[What to produce]
Only lines with the word "title" are needed; collect each of them from the listing below.

[Supplied data]
=======
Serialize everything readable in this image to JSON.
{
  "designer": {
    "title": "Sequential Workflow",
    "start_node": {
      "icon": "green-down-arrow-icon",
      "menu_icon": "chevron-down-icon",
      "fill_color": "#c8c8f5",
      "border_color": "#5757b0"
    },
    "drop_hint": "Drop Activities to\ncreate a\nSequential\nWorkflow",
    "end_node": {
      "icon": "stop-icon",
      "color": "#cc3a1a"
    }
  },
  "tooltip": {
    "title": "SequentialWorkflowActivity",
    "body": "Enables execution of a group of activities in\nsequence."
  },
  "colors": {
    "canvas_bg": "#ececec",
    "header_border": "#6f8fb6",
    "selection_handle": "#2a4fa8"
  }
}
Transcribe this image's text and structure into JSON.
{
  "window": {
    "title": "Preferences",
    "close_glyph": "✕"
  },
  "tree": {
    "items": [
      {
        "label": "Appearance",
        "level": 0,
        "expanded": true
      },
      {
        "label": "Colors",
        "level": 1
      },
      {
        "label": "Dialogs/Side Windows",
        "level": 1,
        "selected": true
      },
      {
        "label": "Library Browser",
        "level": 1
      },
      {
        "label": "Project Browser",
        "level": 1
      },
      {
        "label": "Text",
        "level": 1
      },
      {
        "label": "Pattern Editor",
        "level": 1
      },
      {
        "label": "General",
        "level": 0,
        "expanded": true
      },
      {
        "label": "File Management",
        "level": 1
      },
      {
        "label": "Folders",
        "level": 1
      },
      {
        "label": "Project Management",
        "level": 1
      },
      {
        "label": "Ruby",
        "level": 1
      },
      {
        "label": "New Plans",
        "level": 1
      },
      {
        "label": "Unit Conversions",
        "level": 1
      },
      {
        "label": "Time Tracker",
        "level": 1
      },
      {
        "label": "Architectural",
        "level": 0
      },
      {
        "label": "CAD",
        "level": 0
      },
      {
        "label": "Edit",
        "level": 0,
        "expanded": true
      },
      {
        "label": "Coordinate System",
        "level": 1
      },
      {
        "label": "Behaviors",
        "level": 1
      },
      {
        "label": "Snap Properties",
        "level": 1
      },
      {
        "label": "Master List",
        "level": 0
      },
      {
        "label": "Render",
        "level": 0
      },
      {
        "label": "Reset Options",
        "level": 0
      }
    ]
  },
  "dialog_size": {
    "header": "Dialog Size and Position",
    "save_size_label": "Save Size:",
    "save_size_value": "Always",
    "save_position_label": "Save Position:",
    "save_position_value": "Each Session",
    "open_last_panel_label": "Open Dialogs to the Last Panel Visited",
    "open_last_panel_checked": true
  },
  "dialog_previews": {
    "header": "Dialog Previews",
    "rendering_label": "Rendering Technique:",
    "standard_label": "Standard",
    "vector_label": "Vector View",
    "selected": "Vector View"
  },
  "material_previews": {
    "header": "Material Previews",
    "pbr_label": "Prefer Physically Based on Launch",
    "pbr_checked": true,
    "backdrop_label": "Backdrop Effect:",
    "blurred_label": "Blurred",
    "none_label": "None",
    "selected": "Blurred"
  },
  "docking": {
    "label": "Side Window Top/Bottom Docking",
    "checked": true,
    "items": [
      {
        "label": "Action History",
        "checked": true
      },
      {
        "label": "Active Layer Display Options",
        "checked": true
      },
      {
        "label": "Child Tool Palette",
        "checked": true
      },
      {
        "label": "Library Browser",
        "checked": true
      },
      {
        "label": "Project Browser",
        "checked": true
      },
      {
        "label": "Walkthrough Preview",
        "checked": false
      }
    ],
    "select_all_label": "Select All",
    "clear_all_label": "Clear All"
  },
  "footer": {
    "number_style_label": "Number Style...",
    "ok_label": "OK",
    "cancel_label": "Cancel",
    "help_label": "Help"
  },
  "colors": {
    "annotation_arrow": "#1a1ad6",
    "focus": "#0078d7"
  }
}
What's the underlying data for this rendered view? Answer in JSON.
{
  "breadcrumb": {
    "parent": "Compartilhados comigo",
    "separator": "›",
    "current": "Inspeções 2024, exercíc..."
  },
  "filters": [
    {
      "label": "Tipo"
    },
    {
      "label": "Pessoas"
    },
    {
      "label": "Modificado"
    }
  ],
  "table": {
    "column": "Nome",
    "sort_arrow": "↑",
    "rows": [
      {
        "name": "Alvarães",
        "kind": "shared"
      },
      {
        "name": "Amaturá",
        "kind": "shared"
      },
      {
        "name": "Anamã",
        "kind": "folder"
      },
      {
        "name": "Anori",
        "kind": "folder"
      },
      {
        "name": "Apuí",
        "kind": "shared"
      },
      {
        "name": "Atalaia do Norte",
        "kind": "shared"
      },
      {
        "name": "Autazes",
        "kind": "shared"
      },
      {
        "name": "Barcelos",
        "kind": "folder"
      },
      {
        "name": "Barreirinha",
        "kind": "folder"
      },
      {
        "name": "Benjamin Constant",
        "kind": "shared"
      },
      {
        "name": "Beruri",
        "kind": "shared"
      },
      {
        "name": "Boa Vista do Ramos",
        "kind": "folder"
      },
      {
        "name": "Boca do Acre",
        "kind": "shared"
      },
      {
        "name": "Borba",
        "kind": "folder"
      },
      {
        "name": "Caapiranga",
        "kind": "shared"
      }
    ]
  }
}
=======
[Response box]
    "title": "Sequential Workflow",
    "title": "SequentialWorkflowActivity",
    "title": "Preferences",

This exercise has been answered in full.